Book information

  • Published: March 2007
  • Imprint: NEWNES
  • ISBN: 978-0-7506-8292-3


"No stone is left unturned. The book hits flash memory, communications, LCD support, and analog-to-digital converter support...Unless you are a C30 and PIC24 wiz already, pick up this book before beginning work with one." William Wong, Electronic Design.

Table of Contents

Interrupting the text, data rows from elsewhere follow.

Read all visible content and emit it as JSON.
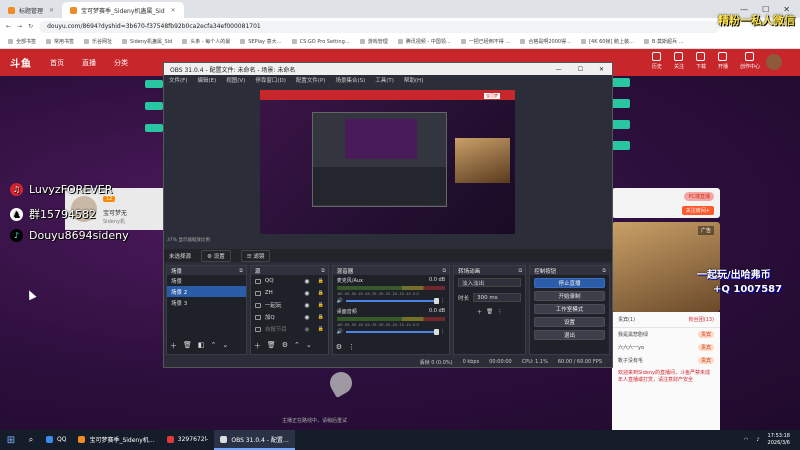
{
  "browser": {
    "tabs": [
      {
        "label": "标题管理",
        "active": false
      },
      {
        "label": "宝可梦赛季_Sideny机蛊属_Sid",
        "active": true
      }
    ],
    "url": "douyu.com/8694?dyshid=3b670-f37548fb92b0ca2ecfa34ef000081701",
    "bookmarks": [
      "全部书签",
      "常用书签",
      "乐谷网址",
      "Sideny机蛊属_Sid",
      "头条 - 每个人的最",
      "SEPlay 意大…",
      "CS:GO Pro Setting…",
      "游戏管理",
      "腾讯视频 - 中国领…",
      "一把已经倒不得 …",
      "合格是啊2000得…",
      "[4K 60帧] 鹅上装…",
      "B·莫斯超兵 …"
    ]
  },
  "site": {
    "logo": "斗鱼",
    "nav": [
      "首页",
      "直播",
      "分类"
    ],
    "right_icons": [
      "历史",
      "关注",
      "下载",
      "开播",
      "创作中心"
    ]
  },
  "streamer_card": {
    "level": "12",
    "name": "宝可梦无",
    "sub": "Sideny机"
  },
  "right_panel": {
    "pc_badge": "PC端直播",
    "follow": "关注房间+"
  },
  "ad": {
    "label": "广告"
  },
  "chat": {
    "tabs": [
      "贵宾(1)",
      "粉丝团(13)"
    ],
    "lines": [
      {
        "name": "我是黑悲剧绿",
        "badge": "贵宾"
      },
      {
        "name": "六六六一yo",
        "badge": "贵宾"
      },
      {
        "name": "靴子没有毛",
        "badge": "贵宾"
      }
    ],
    "notice": "欢迎来到Sideny的直播间，斗鱼严禁未成年人直播或打赏，请注意财产安全"
  },
  "overlays": {
    "netease": "LuvyzFOREVER",
    "qq": "群15794582",
    "douyin": "Douyu8694sideny",
    "watermark": "精粉一私人微信",
    "promo1": "一起玩/出哈弗币",
    "promo2": "+Q 1007587"
  },
  "obs": {
    "title": "OBS 31.0.4 - 配置文件: 未命名 - 场景: 未命名",
    "window_ctrls": [
      "—",
      "☐",
      "✕"
    ],
    "menu": [
      "文件(F)",
      "编辑(E)",
      "视图(V)",
      "停靠窗口(D)",
      "配置文件(P)",
      "场景集合(S)",
      "工具(T)",
      "帮助(H)"
    ],
    "preview_banner": "宝可梦",
    "preview_label": "37% 显示器缩放比例",
    "toolbar": {
      "no_source": "未选择源",
      "settings": "设置",
      "filters": "滤镜"
    },
    "panels": {
      "scenes": {
        "title": "场景",
        "items": [
          "场景",
          "场景 2",
          "场景 3"
        ],
        "selected": 1
      },
      "sources": {
        "title": "源",
        "items": [
          "QQ",
          "ZH",
          "一起玩",
          "加Q",
          "自报节目"
        ]
      },
      "mixer": {
        "title": "混音器",
        "tracks": [
          {
            "name": "麦克风/Aux",
            "db": "0.0 dB"
          },
          {
            "name": "桌面音频",
            "db": "0.0 dB"
          }
        ],
        "ticks": "-60 -55 -50 -45 -40 -35 -30 -25 -20 -15 -10 -5 0"
      },
      "transitions": {
        "title": "转场动画",
        "type": "淡入淡出",
        "duration_label": "时长",
        "duration": "300 ms"
      },
      "controls": {
        "title": "控制按钮",
        "buttons": [
          "停止直播",
          "开始录制",
          "工作室模式",
          "设置",
          "退出"
        ]
      }
    },
    "status": {
      "dropped": "丢帧 0 (0.0%)",
      "kbps": "0 kbps",
      "time": "00:00:00",
      "cpu": "CPU: 1.1%",
      "fps": "60.00 / 60.00 FPS"
    }
  },
  "video_hint": "主播正在路线中，请稍后重试",
  "taskbar": {
    "items": [
      {
        "label": "QQ",
        "active": false,
        "color": "#3b8beb"
      },
      {
        "label": "宝可梦赛季_Sideny机…",
        "active": false,
        "color": "#f08a24"
      },
      {
        "label": "3297672l-",
        "active": false,
        "color": "#e03a3a"
      },
      {
        "label": "OBS 31.0.4 - 配置…",
        "active": true,
        "color": "#ddd"
      }
    ],
    "time": "17:53:18",
    "date": "2026/3/6"
  }
}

1. Take off…The most dangerous phases of flight… take off and landing. The parallel with learning a new development tool and possibly an entirely new language …We learn about the C30 compiler (student version) and we start developing code for the new 16-bit families of dsPIC and PIC24 microcontrollers. - Use of MPLAB and the Simulator as a familiar environment, - continuous parallels with assembly programming, Proceed through:1.1. Step by step installation of the compiler1.2. Walk through some of the most basic steps of creating a new MPLAB project with the C30 language suite1.3. the first #include, accessing the PICmicro resources in C1.4. the first interrupt1.5. Timing clock and 1.6. Hello (Embedded) World1.7. Linking and running within the simulator2. Touch and Go… i.e. stay in the pattern and practice your landings. Debugging code with MLAB in a C30 project.2.1. Watch for your Airspeed, that is: keep an eye on the clock (watch windows, stopwatch)2.2. touch and goes, breakpoints and single stepping through C code (what the optimizer does to it)2.3. use of the logic analyzer view2.4. in the real cockpit: leaving the protected world of the simulator and starting to use the ICD2 2.5. tips for the perfect landing: print statements, bit toggling, asserts and other old tricks3. Basic maneuvers basic C language constructs3.1. allocating variables (and learn about RAM mapping)3.2. loops (and learn about FLASH addressing )3.3. conditions (and learn about register mappings)3.4. functions (and learn about interrupts and subroutine calls) 4. Inside the engine compartment advanced, for assembly experts who don’t trust compilers4.1. What is my code translated to? A look at the assembly code generated by simple constructs4.2. How efficient is it really? Comparing side by side an assembly routine to the compiler generated code.4.3. the starter: C0 code 4.4. Leaning the mixture: Optimizing code4.5. How is the compiler really allocating resources RAM and ROM4.6. Owner maintenance: Mixing in some inline assembly4.7. Buy certified or build your own: using canned libraries vs. your own libraries5. Flying Cross Country, exploring more of the environmentthe $100 burger; get some experience doing useful things like:5.1. sending debugging data to the serial port to display on Hyperterminal (UART)5.2. reading keystrokes from a PS2 keyboard (bit banging)5.3. RTCC implementation (TIMER1)5.4. reading a pot and using some Floating point math (ADC)5.5. storing data in NVM (on chip/off chip) (EEPROM)5.6. using a PWM as a D/A converter (PWMs)5.7. reading a rotating gray encoder (Capture/Interrupts)5.8. reading from a touch pad sensor (ADC)5.9. Generating video output (Timers/Interrupts)6. Complex endorsement (retractable gear and constant speed props)6.1. Encryption and Decryption 6.2. Interfacing to a graphic LCD display6.2.1. low level routines6.2.2. Menus and string management6.3. Interfacing to an SD memory card (SPI)6.3.1. low level access routines6.3.2. File system development6.4. Writing a basic interpreter7. Final check ride: build a WAV player7.1. deciphering the WAV file format7.2. Mass storage7.3. The user interface7.4. Advanced filtering 7.5. Putting it all together7.6. Connect it to the audio panel and fly away: Ethernet and USB connectivity8. License to Learn8.1. closing words of wisdom8.2. ideas and pointers to continue learning